It was 27 January, 1948. Gandhiji was in a good mood at Delhi. As always, every moment of Gandhiji's day was carefully planned. He wrote a dozen letters. He laboured on his draft of his new constitution for the Congress party. He also received a stream of visitors. He joked with Indira Gandhi and her cousin Tara Pandit, autographed a picture for Margaret Bourke-White. As he did so, he told her that America should abandon the atomic bomb. Non-violence, he said, was the only force the bomb could not destroy. In an atomic attack, he would urge his followers to stand firm, "looking up, watching without fear, praying for the pilot".
Suddenly, with the swiftness of a monsoon downpour, a discordant note intruded upon that busy, happy and cheerful day ?A group of Hindus and Sikhs from the Frontier Province, victims of a terrible massacre on the day Gandhiji had announced his fast, came to call. Before Gandhiji could offer them an expression of his grief, one of their embittered number ruthlessly snarled at him, "You have done us enough harm. You have ruined us utterly. Leave us alone. Go, retire to the Himalayas."
These words stunned Gandhiji. The little weak body seemed to crumple as he heard them, as though some terrible weight was crushing down on him. Going out for his prayer meeting, his pace was laboured. The hands that usually rested on Manu and Abha as lightly as wisps of cotton khadi, gripped their shoulders for support.
His voice soft and weak, a terrible sadness underlining each of his syllables, India's Mahatma began to address his countrymen for the last time. The shadows of winter twilight were already beginning to thrust their stains across the lawn as he spoke. Inevitably, he turned to the exchange with the angry refugee that had so upset him.

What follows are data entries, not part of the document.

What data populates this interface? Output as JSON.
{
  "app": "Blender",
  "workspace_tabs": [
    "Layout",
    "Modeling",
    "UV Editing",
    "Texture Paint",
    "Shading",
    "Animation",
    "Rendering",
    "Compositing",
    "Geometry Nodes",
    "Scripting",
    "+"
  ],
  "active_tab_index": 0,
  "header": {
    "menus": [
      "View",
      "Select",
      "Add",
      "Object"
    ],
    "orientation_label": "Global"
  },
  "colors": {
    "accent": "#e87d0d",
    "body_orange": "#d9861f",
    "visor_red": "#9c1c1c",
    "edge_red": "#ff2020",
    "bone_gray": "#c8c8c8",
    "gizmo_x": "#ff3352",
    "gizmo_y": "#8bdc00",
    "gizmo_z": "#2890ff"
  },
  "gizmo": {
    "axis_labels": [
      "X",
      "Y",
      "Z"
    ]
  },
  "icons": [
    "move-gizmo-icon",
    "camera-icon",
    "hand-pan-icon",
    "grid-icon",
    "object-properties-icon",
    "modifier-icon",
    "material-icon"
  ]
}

"Whom shall I listen to?" he asked the silent gathering before him. "Some ask me to stay here while others ask me to go away. Some reprove and revile me, whereas others extol me. What am I to do then?" he asked sadly, his voice soft and full of hurt and grief. "I do what God commands me to do. I seek peace amidst disorder."
After a long and thoughtful silence, Gandhiji concluded: "My Himalayas," he said, "are here."
Gandhiji was assassinated in New Delhi just three days later on 30 January, 1948.